                                                                          1. re: huiray


                                                                            I mean chicken kidneys. Located adjacent to interior spine. Perhaps this will help:

                                                                            The kidneys are an organ, and sorta tough to get to, but well worth the effort. No "urine-smell" at all, as opposed to mammalian kidneys.

                                                                            The cook's oysters are easy: a gluteal muscle on exterior pelvis (illium). i don't call them "chicken butts", but that's what they are.. Way, way too easy... and this thread seemed to be about the joy of the more difficult extractions.

                                                                            Here's a quick diagram of those Illial Oysters. http://en.wikipedia.org/wiki/Oyster_(...

                                                                            Shall we continue discussion on that prize most posterior: the Parson's Nose? A nubbin of cartilage and fat, designed to receive those active tail-feathers. They require extra attention of some good extra broiling.

                                                                            1. re: FoodFuser

                                                                              OK. I did think you *were* referring to the oysters, from your description: "They are housed, on both thighs, right next to the vertebrae", although the following "They rest at the bone, in a streak about two inches long" did seem a little odd in terms of how "long"/large they were.

                                                                              1. re: huiray

                                                                                Yep, I'm such an old fart, and chewed so many hens, I sometimes get clouded in my descriptions.

                                                                        2. My mom grew up very poor. We were out to dinner once and she and her brother were both scraping their plates to get every drop of some sauce. It was extremely noisy and uncomfortable for us, but they didn't even notice.

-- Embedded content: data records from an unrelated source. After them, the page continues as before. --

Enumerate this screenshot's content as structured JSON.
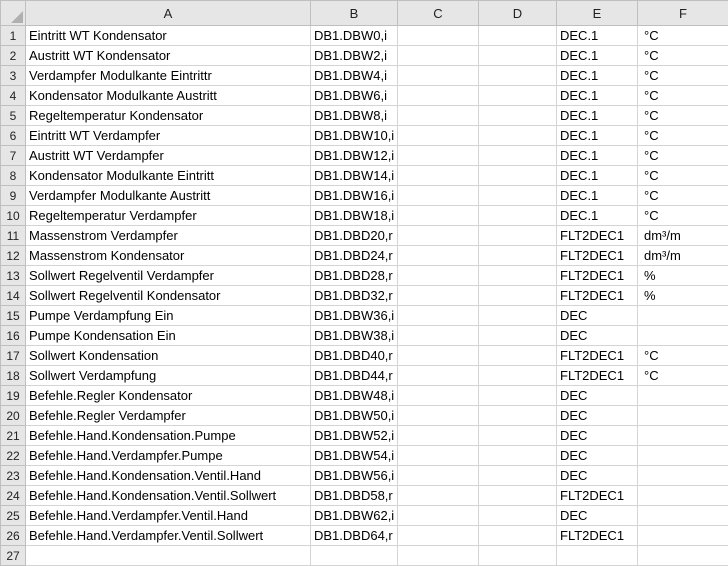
{
  "columns": [
    "A",
    "B",
    "C",
    "D",
    "E",
    "F"
  ],
  "rows": [
    {
      "n": "1",
      "a": "Eintritt WT Kondensator",
      "b": "DB1.DBW0,i",
      "c": "",
      "d": "",
      "e": "DEC.1",
      "f": "°C"
    },
    {
      "n": "2",
      "a": "Austritt  WT Kondensator",
      "b": "DB1.DBW2,i",
      "c": "",
      "d": "",
      "e": "DEC.1",
      "f": "°C"
    },
    {
      "n": "3",
      "a": "Verdampfer Modulkante Eintrittr",
      "b": "DB1.DBW4,i",
      "c": "",
      "d": "",
      "e": "DEC.1",
      "f": "°C"
    },
    {
      "n": "4",
      "a": "Kondensator Modulkante Austritt",
      "b": "DB1.DBW6,i",
      "c": "",
      "d": "",
      "e": "DEC.1",
      "f": "°C"
    },
    {
      "n": "5",
      "a": "Regeltemperatur Kondensator",
      "b": "DB1.DBW8,i",
      "c": "",
      "d": "",
      "e": "DEC.1",
      "f": "°C"
    },
    {
      "n": "6",
      "a": "Eintritt WT Verdampfer",
      "b": "DB1.DBW10,i",
      "c": "",
      "d": "",
      "e": "DEC.1",
      "f": "°C"
    },
    {
      "n": "7",
      "a": "Austritt WT Verdampfer",
      "b": "DB1.DBW12,i",
      "c": "",
      "d": "",
      "e": "DEC.1",
      "f": "°C"
    },
    {
      "n": "8",
      "a": "Kondensator Modulkante Eintritt",
      "b": "DB1.DBW14,i",
      "c": "",
      "d": "",
      "e": "DEC.1",
      "f": "°C"
    },
    {
      "n": "9",
      "a": "Verdampfer Modulkante Austritt",
      "b": "DB1.DBW16,i",
      "c": "",
      "d": "",
      "e": "DEC.1",
      "f": "°C"
    },
    {
      "n": "10",
      "a": "Regeltemperatur Verdampfer",
      "b": "DB1.DBW18,i",
      "c": "",
      "d": "",
      "e": "DEC.1",
      "f": "°C"
    },
    {
      "n": "11",
      "a": "Massenstrom Verdampfer",
      "b": "DB1.DBD20,r",
      "c": "",
      "d": "",
      "e": "FLT2DEC1",
      "f": "dm³/m"
    },
    {
      "n": "12",
      "a": "Massenstrom Kondensator",
      "b": "DB1.DBD24,r",
      "c": "",
      "d": "",
      "e": "FLT2DEC1",
      "f": "dm³/m"
    },
    {
      "n": "13",
      "a": "Sollwert Regelventil Verdampfer",
      "b": "DB1.DBD28,r",
      "c": "",
      "d": "",
      "e": "FLT2DEC1",
      "f": "%"
    },
    {
      "n": "14",
      "a": "Sollwert Regelventil Kondensator",
      "b": "DB1.DBD32,r",
      "c": "",
      "d": "",
      "e": "FLT2DEC1",
      "f": "%"
    },
    {
      "n": "15",
      "a": "Pumpe Verdampfung Ein",
      "b": "DB1.DBW36,i",
      "c": "",
      "d": "",
      "e": "DEC",
      "f": ""
    },
    {
      "n": "16",
      "a": "Pumpe Kondensation Ein",
      "b": "DB1.DBW38,i",
      "c": "",
      "d": "",
      "e": "DEC",
      "f": ""
    },
    {
      "n": "17",
      "a": "Sollwert Kondensation",
      "b": "DB1.DBD40,r",
      "c": "",
      "d": "",
      "e": "FLT2DEC1",
      "f": "°C"
    },
    {
      "n": "18",
      "a": "Sollwert Verdampfung",
      "b": "DB1.DBD44,r",
      "c": "",
      "d": "",
      "e": "FLT2DEC1",
      "f": "°C"
    },
    {
      "n": "19",
      "a": "Befehle.Regler Kondensator",
      "b": "DB1.DBW48,i",
      "c": "",
      "d": "",
      "e": "DEC",
      "f": ""
    },
    {
      "n": "20",
      "a": "Befehle.Regler Verdampfer",
      "b": "DB1.DBW50,i",
      "c": "",
      "d": "",
      "e": "DEC",
      "f": ""
    },
    {
      "n": "21",
      "a": "Befehle.Hand.Kondensation.Pumpe",
      "b": "DB1.DBW52,i",
      "c": "",
      "d": "",
      "e": "DEC",
      "f": ""
    },
    {
      "n": "22",
      "a": "Befehle.Hand.Verdampfer.Pumpe",
      "b": "DB1.DBW54,i",
      "c": "",
      "d": "",
      "e": "DEC",
      "f": ""
    },
    {
      "n": "23",
      "a": "Befehle.Hand.Kondensation.Ventil.Hand",
      "b": "DB1.DBW56,i",
      "c": "",
      "d": "",
      "e": "DEC",
      "f": ""
    },
    {
      "n": "24",
      "a": "Befehle.Hand.Kondensation.Ventil.Sollwert",
      "b": "DB1.DBD58,r",
      "c": "",
      "d": "",
      "e": "FLT2DEC1",
      "f": ""
    },
    {
      "n": "25",
      "a": "Befehle.Hand.Verdampfer.Ventil.Hand",
      "b": "DB1.DBW62,i",
      "c": "",
      "d": "",
      "e": "DEC",
      "f": ""
    },
    {
      "n": "26",
      "a": "Befehle.Hand.Verdampfer.Ventil.Sollwert",
      "b": "DB1.DBD64,r",
      "c": "",
      "d": "",
      "e": "FLT2DEC1",
      "f": ""
    },
    {
      "n": "27",
      "a": "",
      "b": "",
      "c": "",
      "d": "",
      "e": "",
      "f": ""
    }
  ]
}
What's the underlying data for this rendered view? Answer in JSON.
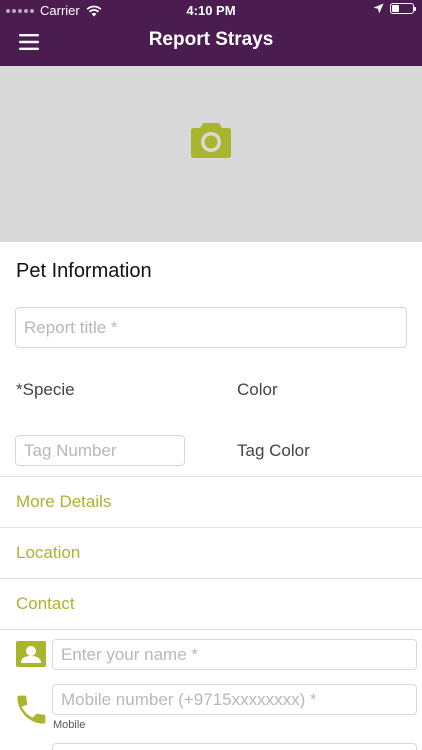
{
  "status_bar": {
    "carrier": "Carrier",
    "time": "4:10 PM"
  },
  "nav": {
    "title": "Report Strays"
  },
  "photo": {
    "icon": "camera-icon"
  },
  "pet_info": {
    "heading": "Pet Information",
    "report_title_placeholder": "Report title *",
    "specie_label": "*Specie",
    "color_label": "Color",
    "tag_number_placeholder": "Tag Number",
    "tag_color_label": "Tag Color"
  },
  "sections": {
    "more_details": "More Details",
    "location": "Location",
    "contact": "Contact"
  },
  "contact": {
    "name_placeholder": "Enter your name *",
    "mobile_placeholder": "Mobile number (+9715xxxxxxxx) *",
    "mobile_label": "Mobile"
  },
  "colors": {
    "brand": "#4a1c4f",
    "accent": "#a9b42f",
    "photo_bg": "#d9d9d9"
  }
}
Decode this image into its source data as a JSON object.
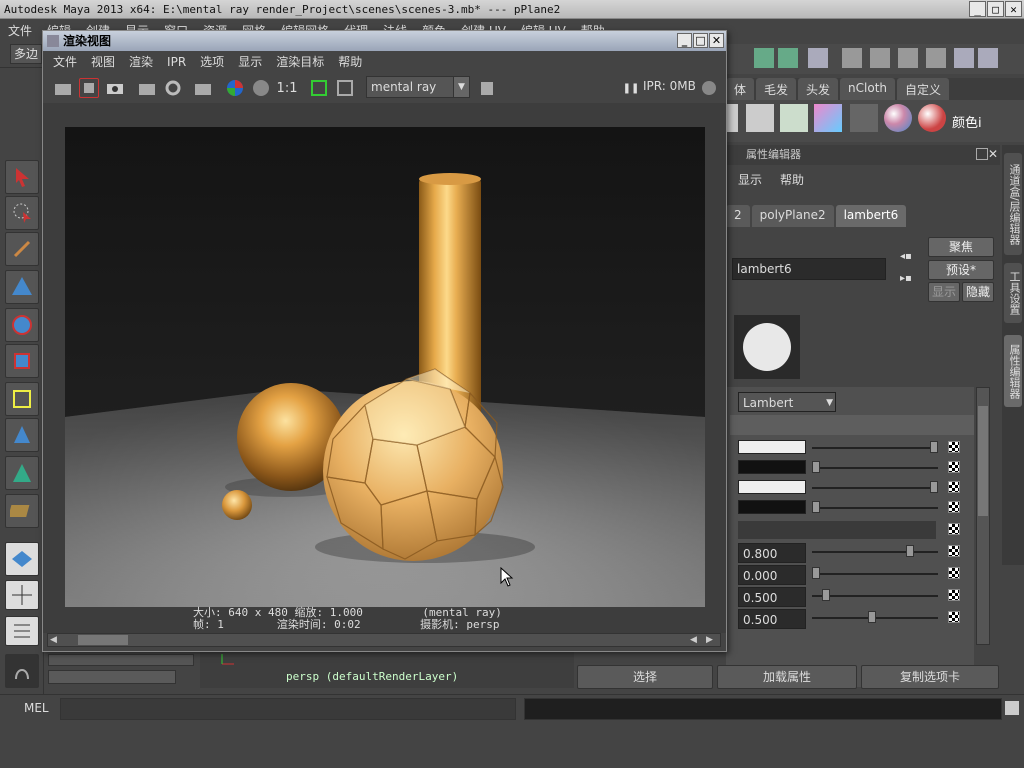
{
  "main_title": "Autodesk Maya 2013 x64: E:\\mental ray render_Project\\scenes\\scenes-3.mb*   ---   pPlane2",
  "main_menu": [
    "文件",
    "编辑",
    "创建",
    "显示",
    "窗口",
    "资源",
    "网格",
    "编辑网格",
    "代理",
    "法线",
    "颜色",
    "创建 UV",
    "编辑 UV",
    "帮助"
  ],
  "status_line": {
    "mode": "多边"
  },
  "shelf_tabs": [
    "体",
    "毛发",
    "头发",
    "nCloth",
    "自定义"
  ],
  "shelf_last_label": "颜色i",
  "attribute_editor": {
    "header": "属性编辑器",
    "menu": [
      "显示",
      "帮助"
    ],
    "tabs": [
      "2",
      "polyPlane2",
      "lambert6"
    ],
    "active_tab": "lambert6",
    "node_name": "lambert6",
    "buttons": {
      "focus": "聚焦",
      "presets": "预设*",
      "show": "显示",
      "hide": "隐藏"
    },
    "type": "Lambert",
    "values": {
      "v1": "0.800",
      "v2": "0.000",
      "v3": "0.500",
      "v4": "0.500"
    }
  },
  "side_tabs": [
    "通道盒/层编辑器",
    "工具设置",
    "属性编辑器"
  ],
  "render_view": {
    "title": "渲染视图",
    "menu": [
      "文件",
      "视图",
      "渲染",
      "IPR",
      "选项",
      "显示",
      "渲染目标",
      "帮助"
    ],
    "ratio_label": "1:1",
    "renderer": "mental ray",
    "ipr_status": "IPR: 0MB",
    "info_line1": "大小: 640 x 480 缩放: 1.000         (mental ray)",
    "info_line2": "帧: 1        渲染时间: 0:02         摄影机: persp"
  },
  "viewport_label": "persp (defaultRenderLayer)",
  "bottom_buttons": {
    "select": "选择",
    "load_attributes": "加载属性",
    "copy_tab": "复制选项卡"
  },
  "cmd_label": "MEL",
  "colors": {
    "gold": "#e0a850",
    "floor": "#8a8a8a",
    "bg": "#1a1a1a"
  }
}
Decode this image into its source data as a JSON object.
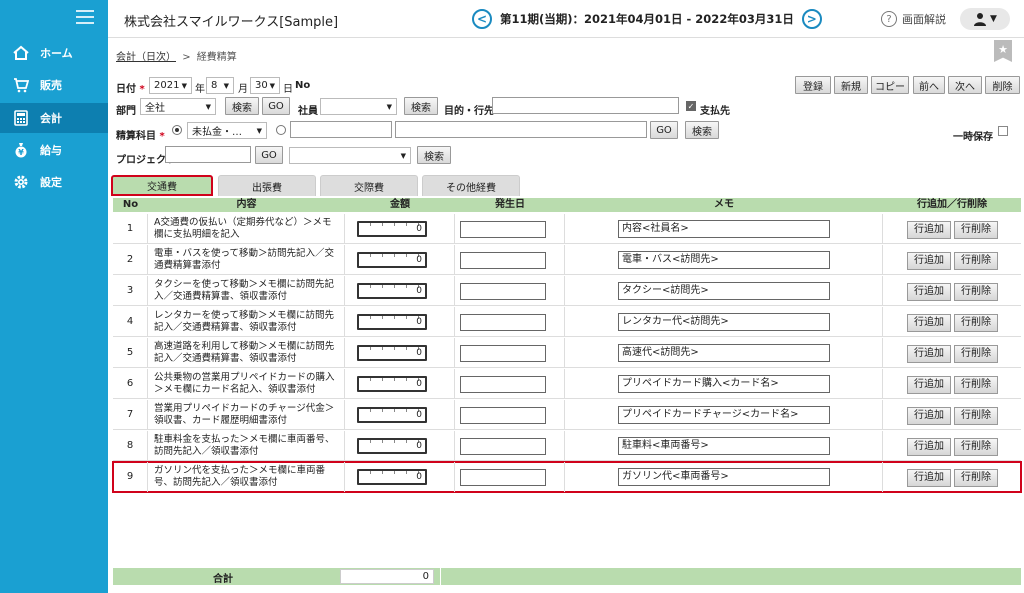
{
  "sidebar": {
    "items": [
      {
        "label": "ホーム",
        "icon": "home-icon"
      },
      {
        "label": "販売",
        "icon": "cart-icon"
      },
      {
        "label": "会計",
        "icon": "calculator-icon"
      },
      {
        "label": "給与",
        "icon": "money-bag-icon"
      },
      {
        "label": "設定",
        "icon": "gear-icon"
      }
    ]
  },
  "header": {
    "company": "株式会社スマイルワークス[Sample]",
    "period": "第11期(当期)：2021年04月01日 - 2022年03月31日",
    "prev": "<",
    "next": ">",
    "help": "画面解説",
    "help_mark": "?"
  },
  "breadcrumb": {
    "link": "会計（日次）",
    "sep": ">",
    "current": "経費精算"
  },
  "form": {
    "date_label": "日付",
    "required_mark": "*",
    "year": "2021",
    "year_unit": "年",
    "month": "8",
    "month_unit": "月",
    "day": "30",
    "day_unit": "日",
    "no_label": "No",
    "dept_label": "部門",
    "dept_value": "全社",
    "search_label": "検索",
    "go_label": "GO",
    "employee_label": "社員",
    "purpose_label": "目的・行先",
    "payee_label": "支払先",
    "account_label": "精算科目",
    "account_value": "未払金・…",
    "project_label": "プロジェクト",
    "temp_save_label": "一時保存"
  },
  "toolbar": {
    "register": "登録",
    "new": "新規",
    "copy": "コピー",
    "prev": "前へ",
    "next": "次へ",
    "delete": "削除"
  },
  "tabs": [
    "交通費",
    "出張費",
    "交際費",
    "その他経費"
  ],
  "table": {
    "headers": [
      "No",
      "内容",
      "金額",
      "発生日",
      "メモ",
      "行追加／行削除"
    ],
    "add_label": "行追加",
    "remove_label": "行削除",
    "rows": [
      {
        "no": "1",
        "desc": "A交通費の仮払い（定期券代など）＞メモ欄に支払明細を記入",
        "amount": "0",
        "memo": "内容<社員名>"
      },
      {
        "no": "2",
        "desc": "電車・バスを使って移動＞訪問先記入／交通費精算書添付",
        "amount": "0",
        "memo": "電車・バス<訪問先>"
      },
      {
        "no": "3",
        "desc": "タクシーを使って移動＞メモ欄に訪問先記入／交通費精算書、領収書添付",
        "amount": "0",
        "memo": "タクシー<訪問先>"
      },
      {
        "no": "4",
        "desc": "レンタカーを使って移動＞メモ欄に訪問先記入／交通費精算書、領収書添付",
        "amount": "0",
        "memo": "レンタカー代<訪問先>"
      },
      {
        "no": "5",
        "desc": "高速道路を利用して移動＞メモ欄に訪問先記入／交通費精算書、領収書添付",
        "amount": "0",
        "memo": "高速代<訪問先>"
      },
      {
        "no": "6",
        "desc": "公共乗物の営業用プリペイドカードの購入＞メモ欄にカード名記入、領収書添付",
        "amount": "0",
        "memo": "プリペイドカード購入<カード名>"
      },
      {
        "no": "7",
        "desc": "営業用プリペイドカードのチャージ代金＞領収書、カード履歴明細書添付",
        "amount": "0",
        "memo": "プリペイドカードチャージ<カード名>"
      },
      {
        "no": "8",
        "desc": "駐車料金を支払った＞メモ欄に車両番号、訪問先記入／領収書添付",
        "amount": "0",
        "memo": "駐車料<車両番号>"
      },
      {
        "no": "9",
        "desc": "ガソリン代を支払った＞メモ欄に車両番号、訪問先記入／領収書添付",
        "amount": "0",
        "memo": "ガソリン代<車両番号>"
      }
    ]
  },
  "footer": {
    "total_label": "合計",
    "total_value": "0"
  },
  "colors": {
    "sidebar": "#1aa0d2",
    "active_nav": "#0d7fb0",
    "table_header": "#b9dcae",
    "highlight": "#d0021b"
  }
}
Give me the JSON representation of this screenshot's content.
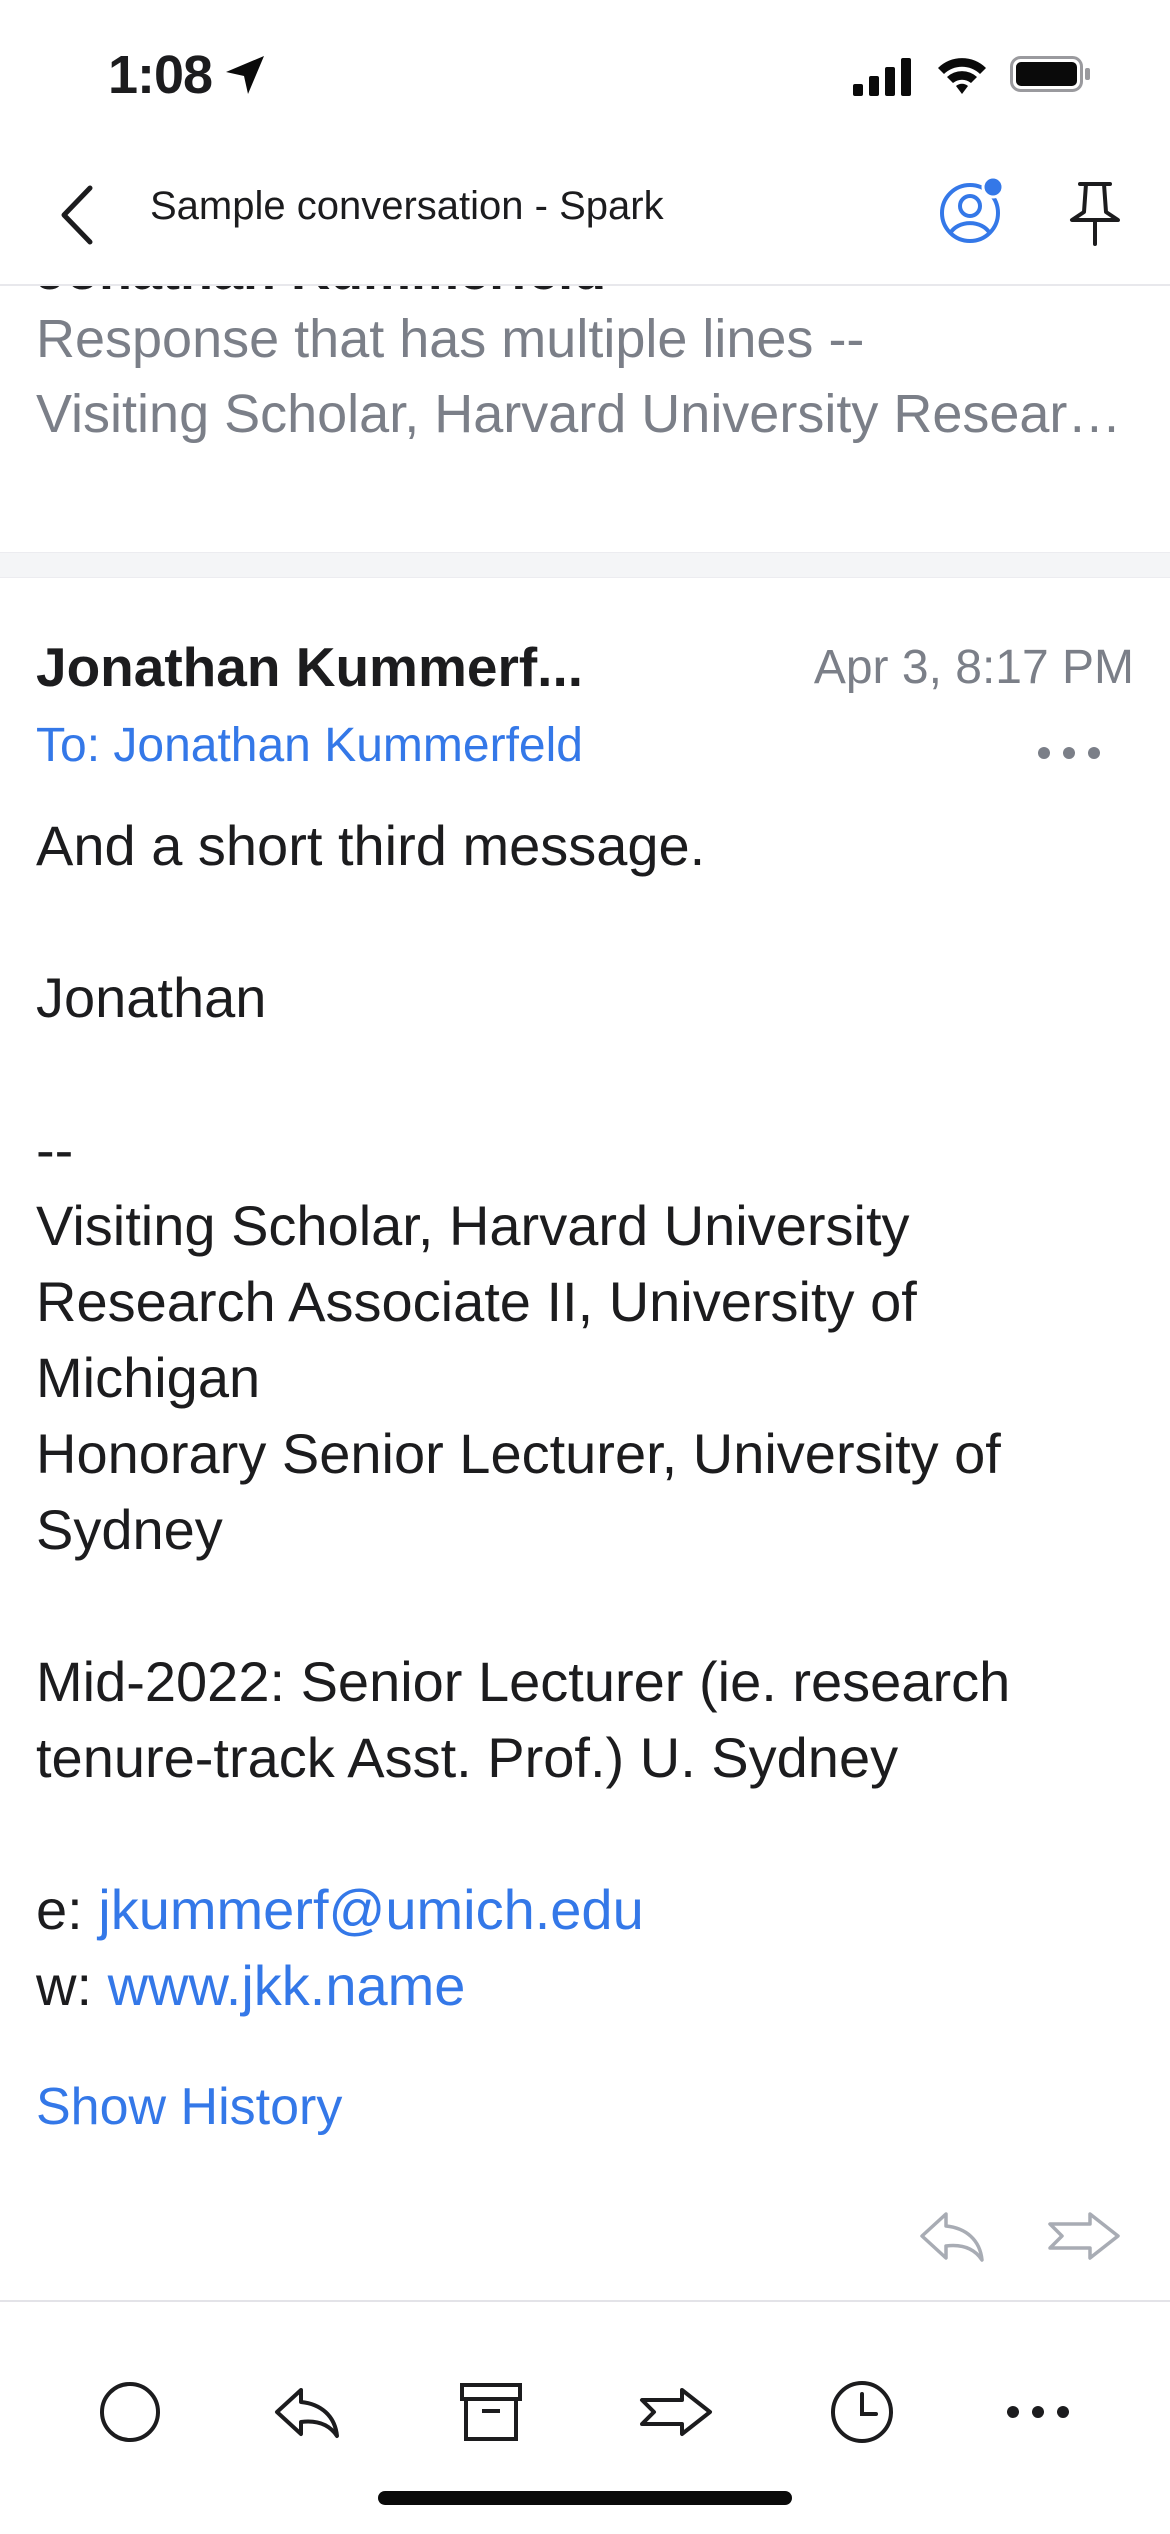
{
  "status_bar": {
    "time": "1:08"
  },
  "nav": {
    "title": "Sample conversation - Spark"
  },
  "previous_message": {
    "sender": "Jonathan Kummerfeld",
    "preview_lines": [
      "Response that has multiple lines --",
      "Visiting Scholar, Harvard University Research Associate II"
    ]
  },
  "message": {
    "sender": "Jonathan Kummerf...",
    "date": "Apr 3, 8:17 PM",
    "recipient": "To: Jonathan Kummerfeld",
    "body": {
      "line1": "And a short third message.",
      "signature_name": "Jonathan",
      "sig_sep": "--",
      "sig1": "Visiting Scholar, Harvard University",
      "sig2": "Research Associate II, University of",
      "sig3": "Michigan",
      "sig4": "Honorary Senior Lecturer, University of",
      "sig5": "Sydney",
      "sig6": "Mid-2022: Senior Lecturer (ie. research",
      "sig7": "tenure-track Asst. Prof.) U. Sydney",
      "email_prefix": "e: ",
      "email": "jkummerf@umich.edu",
      "web_prefix": "w: ",
      "web": "www.jkk.name"
    },
    "show_history": "Show History"
  },
  "colors": {
    "accent": "#3478e8",
    "secondary_text": "#7b7f88",
    "notification_dot": "#3478e8"
  },
  "toolbar": {
    "icons": [
      "mark-unread-icon",
      "reply-icon",
      "archive-icon",
      "forward-icon",
      "snooze-icon",
      "more-icon"
    ]
  }
}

                                                                          At home I just use my finger on the plate if a sauce or gravy is particularly good.

                                                                          1. My husband chews my bones after I chew em.

                                                                            2 Replies
                                                                            1. re: whs

                                                                              LOLOL....that sounds so bizarre, on so many levels.

                                                                              1. re: sunshine842

                                                                                as Claus von Bulow said, "you have no idea..."

                                                                            2. Black & Decker cordless vacuum cleaner works for me.